Shakespeare Bats Cleanup
Being sick is like taking a trip, isnt it
Going to another country, sort of.
A country nobody wants to visit.
A country named Fevertown.
Or Virusburg. Or Germ Corners.
So starts the wonderful Shakespeare Bats Cleanup, a novel in verse by Ron Koertge. Fourteen year old Kevin Borland is sidelined from his baseball team with a bout a mono&monouglyosis. His father, a novelist, gives him a marbly black-and-white notebook, you know, the kind you used in third grade and suggested he try writing, nothing formal. Hey, baseball players dont write. But laid up in bed with nothing to do, Kevin starts to scribble. He then goes down to his dads library and borrows a book on poetry. What the heck, hell give it a try.
The result is Kevins attempts, some of them silly, some serious. Kevin reminisces about his mother who passed away. His mind rambles about the girls hes dated

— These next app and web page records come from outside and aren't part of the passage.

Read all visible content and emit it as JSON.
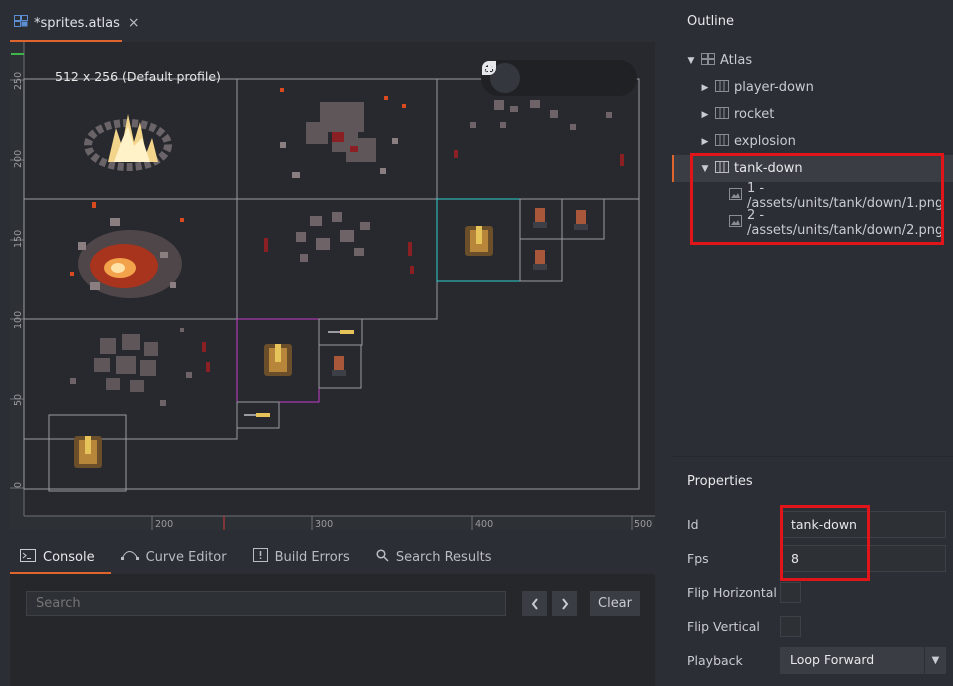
{
  "editor": {
    "tab_title": "*sprites.atlas",
    "tab_close_icon": "×",
    "atlas_size_label": "512 x 256 (Default profile)",
    "toolbar": [
      "move-tool",
      "rotate-tool",
      "scale-tool",
      "rotate-camera-tool"
    ],
    "y_ticks": [
      "250",
      "200",
      "150",
      "100",
      "50",
      "0"
    ],
    "x_ticks": [
      "200",
      "300",
      "400",
      "500"
    ]
  },
  "bottom_panel": {
    "tabs": [
      {
        "label": "Console",
        "icon": "console-icon"
      },
      {
        "label": "Curve Editor",
        "icon": "curve-icon"
      },
      {
        "label": "Build Errors",
        "icon": "error-icon"
      },
      {
        "label": "Search Results",
        "icon": "search-icon"
      }
    ],
    "search_placeholder": "Search",
    "prev_label": "‹",
    "next_label": "›",
    "clear_label": "Clear"
  },
  "outline": {
    "title": "Outline",
    "items": [
      {
        "label": "Atlas",
        "expanded": true
      },
      {
        "label": "player-down",
        "expanded": false
      },
      {
        "label": "rocket",
        "expanded": false
      },
      {
        "label": "explosion",
        "expanded": false
      },
      {
        "label": "tank-down",
        "expanded": true
      },
      {
        "label": "1 - /assets/units/tank/down/1.png"
      },
      {
        "label": "2 - /assets/units/tank/down/2.png"
      }
    ]
  },
  "properties": {
    "title": "Properties",
    "id_label": "Id",
    "id_value": "tank-down",
    "fps_label": "Fps",
    "fps_value": "8",
    "flip_h_label": "Flip Horizontal",
    "flip_v_label": "Flip Vertical",
    "playback_label": "Playback",
    "playback_value": "Loop Forward"
  },
  "colors": {
    "accent": "#e0642e",
    "highlight": "#e11419",
    "selection_cyan": "#2ecfd0",
    "selection_magenta": "#c53ac9"
  }
}
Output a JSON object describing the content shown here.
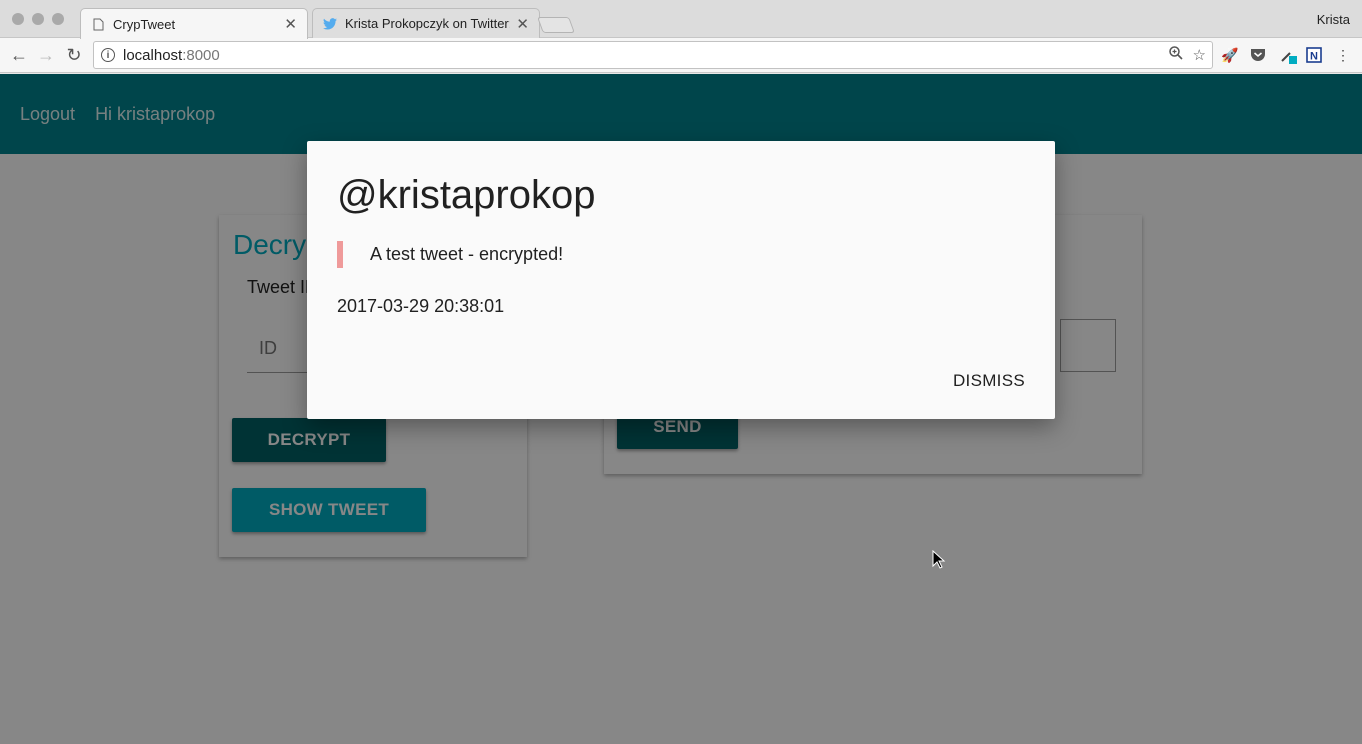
{
  "browser": {
    "tabs": [
      {
        "title": "CrypTweet",
        "active": true
      },
      {
        "title": "Krista Prokopczyk on Twitter: \"",
        "active": false
      }
    ],
    "profile_name": "Krista",
    "address": {
      "host": "localhost",
      "port": ":8000"
    }
  },
  "appbar": {
    "logout_label": "Logout",
    "greeting": "Hi kristaprokop",
    "color": "#00838f"
  },
  "decrypt_card": {
    "title": "Decrypt",
    "tweet_id_label": "Tweet ID",
    "id_placeholder": "ID",
    "decrypt_button": "DECRYPT",
    "show_tweet_button": "SHOW TWEET"
  },
  "send_card": {
    "send_button": "SEND"
  },
  "modal": {
    "title": "@kristaprokop",
    "tweet_text": "A test tweet - encrypted!",
    "timestamp": "2017-03-29 20:38:01",
    "dismiss_label": "DISMISS",
    "quote_color": "#ef9a9a"
  }
}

I liked Sherry Toi
or how the guys on the team treat him now that hes sick or will a car salesman sell a convertible to a geeky guy. He tries his hand at haikus and sonnets and couplets and the sestinas (which I wont even try to explain to you).
Whats great about Shakespeare Bats Cleanup is that the poems are everyday poems. The sonnets dont sound like Shakespeare. Who knows what a pantoum is supposed to sound like, anyway? The subjects of his verse are everyday occurrences. If you can believe it, poetry made Kevin a better baseball player. And who knows, if you try writing poetry, you might get a girlfriend, like Kevin did, because poets are sensitive and girls like that. So, enjoy Shakepeare Bats Cleanup. Enjoy the poetry and story and maybe, just maybe, youll learn something about poetry too. You cant go wrong. And stay tuned for my review of Shakespeare Makes the Playoffs, coming soon.
Ronald Koertge has an amazing use of poetic form in the book Shakespeare Bats Cleanup. This book tells the story of a boy named Kevin who has to stay home from school because of an illness. This is hard for Kevin because he is so used to playing baseball everyday for his school, but because of being sick from Mononucleosis, he has very limited mobility. Kevin looks through his dad's things and finds out the amazing things that poetry can do. There are things he never knew about poetry and life that he learns, just while staying home from an illness.